As a contractor for the Department of Education, Navient services $300 billion worth of student loans for roughly 12 million Americans. In recent weeks, the company has been unabashed about the potential upside of moving beyond just servicing loans, and into originating private student loans.

“We will add over $1 billion in new refi loans to our balance sheet this year, and I expect we will add more than $1.5 billion in new loans in 2018,” Navient CEO Jack Remondi told investors last month. “With Earnest, we’ll be a dominant originator of refi loans.”

In a letter to Remondi, Warren said the situation presents “a potentially serious conflict of interest: the company could be collecting monthly payments from federal student loan borrowers with one hand, and trying to get some of those same borrowers to trade in their federal loans for Navient/Earnest's private refinanced loans with the other hand.”

Navient — which had previously been part of Sallie Mae — has been under intensifying scrutiny after the Consumer Financial Protection Bureau filed a lawsuit earlier this year against the company.
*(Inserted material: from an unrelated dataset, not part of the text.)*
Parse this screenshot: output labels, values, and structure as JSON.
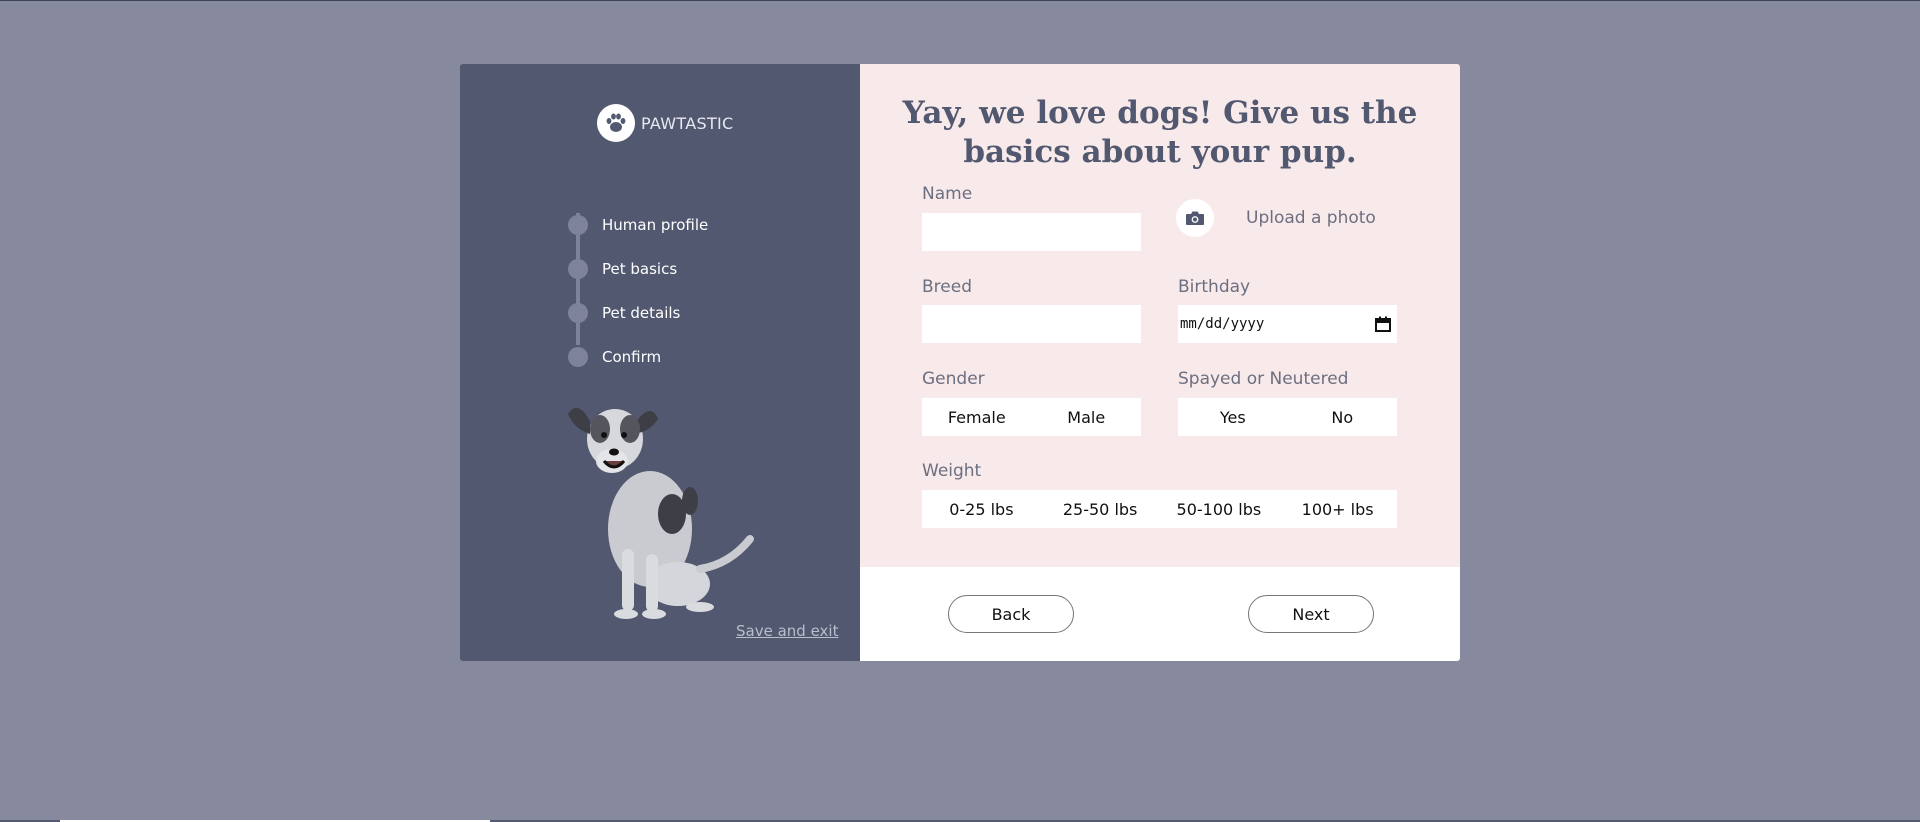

The agency asserted that Navient “created obstacles to repayment by providing bad information, processing payments incorrectly, and failing to act when borrowers complained.” The suit was followed up by separate state suits filed by attorneys general — including one in Pennsylvania, where the company employs roughly 1,000 people.

“They were charging people excessively high interest rates…and they failed to put struggling borrowers into repayment plans that that borrower could afford,” Pennsylvania’s Democratic Attorney General Josh Shapiro told IBT. “[They’ve] taken millions of people across our country, and made it harder for them to buy a home, made it harder for them to invest in their startup business, made it harder for them to go to the grocery store, go to the mall, and purchase goods and services and things in their area that they need. These are things that ultimately harmed all of us as Americans, held all of us back, because of the corporate malfeasance that we witnessed here from Navient.”
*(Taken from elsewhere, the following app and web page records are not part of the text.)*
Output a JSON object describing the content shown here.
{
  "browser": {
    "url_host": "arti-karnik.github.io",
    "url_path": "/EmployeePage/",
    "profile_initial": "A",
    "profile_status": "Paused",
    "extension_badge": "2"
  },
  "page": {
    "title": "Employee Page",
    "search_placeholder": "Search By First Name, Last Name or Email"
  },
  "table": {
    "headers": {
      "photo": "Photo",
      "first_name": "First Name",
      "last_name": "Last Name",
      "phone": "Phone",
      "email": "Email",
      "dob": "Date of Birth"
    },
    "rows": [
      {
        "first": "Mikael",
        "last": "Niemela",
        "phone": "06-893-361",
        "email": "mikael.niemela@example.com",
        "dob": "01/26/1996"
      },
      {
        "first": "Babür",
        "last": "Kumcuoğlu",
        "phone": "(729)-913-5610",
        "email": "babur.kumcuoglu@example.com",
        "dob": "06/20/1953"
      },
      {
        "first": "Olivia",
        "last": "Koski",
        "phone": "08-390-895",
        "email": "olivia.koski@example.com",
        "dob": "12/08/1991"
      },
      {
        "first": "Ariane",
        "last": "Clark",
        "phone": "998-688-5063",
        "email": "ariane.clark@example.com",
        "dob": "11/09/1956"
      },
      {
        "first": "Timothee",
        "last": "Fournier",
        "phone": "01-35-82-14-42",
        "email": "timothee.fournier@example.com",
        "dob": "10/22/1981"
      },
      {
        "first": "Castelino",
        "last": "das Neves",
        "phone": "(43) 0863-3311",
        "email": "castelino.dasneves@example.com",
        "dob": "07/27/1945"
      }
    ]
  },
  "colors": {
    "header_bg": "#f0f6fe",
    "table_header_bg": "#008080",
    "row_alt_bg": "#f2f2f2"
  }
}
Navient has denied those allegations, declaring that they are “unfounded and are designed to get headlines rather than help student loan borrowers.” The company’s website asserts that “53 percent of student loan balances Navient services for the government are enrolled in income-driven repayment — more than any comparable servicer.” Christel told IBT that “we lead the way” in enrolling borrowers into income-driven repayment plans, and she said government data show that federal student loans serviced by the company “produce 37 percent lower default rates.”

In her letter to Navient’s CEO, Warren challenged that statistic.

“The allegations in the CFPB's lawsuit raise questions about whether the company has managed default rates by simply encouraging borrowers to postpone payments by railroading them into forbearance periods that delay repayment in exchange for the accrual of interest,” she wrote.

Amid the CFPB suit, Navient has in recent months boosted its lobbying spending in Washington. An IBT review of federal records show that during the first three quarters of the year — as Republican lawmakers have sought to defang the CFPB — the company has spent more than $1.9 million on lobbying, which is a 21 percent increase over the same time period in 2016. Federal records show Navient has sought to influence the policies governing the CFPB.

During the CFPB litigation, Navient said that its top priority is not necessarily safeguarding borrowers.

“The servicer acts in the lender's interest,” the company declared in court filings. “There is no expectation that the servicer will ‘act in the interest of the consumer.’”

Warren cited that statement — and Navient being fined $97 million for overcharging service members on student loans — as reasons lawmakers should be concerned about the potential for abuse in the company’s acquisition of a private lender.

“In my view a company like that should not have hundreds of millions of dollars in federal contracts to handle student loans,” she told IBT.

Correction: This story has been corrected to note that Navient has spent $1.9 million in 2017, which is a 21 percent increase over 2016.